» App and web page records
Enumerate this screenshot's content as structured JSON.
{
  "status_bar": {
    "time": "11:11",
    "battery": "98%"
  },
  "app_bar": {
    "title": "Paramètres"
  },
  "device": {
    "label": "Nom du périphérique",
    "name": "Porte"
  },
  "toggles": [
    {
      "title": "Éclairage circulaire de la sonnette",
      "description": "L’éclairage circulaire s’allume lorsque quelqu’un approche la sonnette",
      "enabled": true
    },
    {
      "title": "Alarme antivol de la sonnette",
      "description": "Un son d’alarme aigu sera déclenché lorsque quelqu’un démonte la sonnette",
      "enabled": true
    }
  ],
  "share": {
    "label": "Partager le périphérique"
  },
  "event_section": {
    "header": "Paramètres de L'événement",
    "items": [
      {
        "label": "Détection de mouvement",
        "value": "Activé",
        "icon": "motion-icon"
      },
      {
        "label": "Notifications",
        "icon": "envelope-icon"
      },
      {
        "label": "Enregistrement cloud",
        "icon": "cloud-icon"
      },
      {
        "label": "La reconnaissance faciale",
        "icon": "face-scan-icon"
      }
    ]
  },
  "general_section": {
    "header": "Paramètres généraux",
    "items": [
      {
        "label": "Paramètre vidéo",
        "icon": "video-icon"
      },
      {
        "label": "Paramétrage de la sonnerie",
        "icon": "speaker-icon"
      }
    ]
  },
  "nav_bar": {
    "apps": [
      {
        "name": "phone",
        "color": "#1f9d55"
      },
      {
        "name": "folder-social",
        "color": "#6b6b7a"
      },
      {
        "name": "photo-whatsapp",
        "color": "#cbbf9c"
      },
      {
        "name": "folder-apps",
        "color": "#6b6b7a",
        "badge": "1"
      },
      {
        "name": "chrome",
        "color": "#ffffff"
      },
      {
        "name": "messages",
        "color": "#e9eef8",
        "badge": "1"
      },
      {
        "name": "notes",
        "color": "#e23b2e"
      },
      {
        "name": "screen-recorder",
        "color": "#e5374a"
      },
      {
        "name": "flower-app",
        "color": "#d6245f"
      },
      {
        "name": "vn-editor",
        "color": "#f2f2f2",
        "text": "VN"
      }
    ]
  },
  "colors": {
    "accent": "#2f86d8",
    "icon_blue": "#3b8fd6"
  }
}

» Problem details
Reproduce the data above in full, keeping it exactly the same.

» Response area
Enumerate this screenshot's content as structured JSON.
{
  "status_bar": {
    "time": "11:11",
    "battery": "98%"
  },
  "app_bar": {
    "title": "Paramètres"
  },
  "device": {
    "label": "Nom du périphérique",
    "name": "Porte"
  },
  "toggles": [
    {
      "title": "Éclairage circulaire de la sonnette",
      "description": "L’éclairage circulaire s’allume lorsque quelqu’un approche la sonnette",
      "enabled": true
    },
    {
      "title": "Alarme antivol de la sonnette",
      "description": "Un son d’alarme aigu sera déclenché lorsque quelqu’un démonte la sonnette",
      "enabled": true
    }
  ],
  "share": {
    "label": "Partager le périphérique"
  },
  "event_section": {
    "header": "Paramètres de L'événement",
    "items": [
      {
        "label": "Détection de mouvement",
        "value": "Activé",
        "icon": "motion-icon"
      },
      {
        "label": "Notifications",
        "icon": "envelope-icon"
      },
      {
        "label": "Enregistrement cloud",
        "icon": "cloud-icon"
      },
      {
        "label": "La reconnaissance faciale",
        "icon": "face-scan-icon"
      }
    ]
  },
  "general_section": {
    "header": "Paramètres généraux",
    "items": [
      {
        "label": "Paramètre vidéo",
        "icon": "video-icon"
      },
      {
        "label": "Paramétrage de la sonnerie",
        "icon": "speaker-icon"
      }
    ]
  },
  "nav_bar": {
    "apps": [
      {
        "name": "phone",
        "color": "#1f9d55"
      },
      {
        "name": "folder-social",
        "color": "#6b6b7a"
      },
      {
        "name": "photo-whatsapp",
        "color": "#cbbf9c"
      },
      {
        "name": "folder-apps",
        "color": "#6b6b7a",
        "badge": "1"
      },
      {
        "name": "chrome",
        "color": "#ffffff"
      },
      {
        "name": "messages",
        "color": "#e9eef8",
        "badge": "1"
      },
      {
        "name": "notes",
        "color": "#e23b2e"
      },
      {
        "name": "screen-recorder",
        "color": "#e5374a"
      },
      {
        "name": "flower-app",
        "color": "#d6245f"
      },
      {
        "name": "vn-editor",
        "color": "#f2f2f2",
        "text": "VN"
      }
    ]
  },
  "colors": {
    "accent": "#2f86d8",
    "icon_blue": "#3b8fd6"
  }
}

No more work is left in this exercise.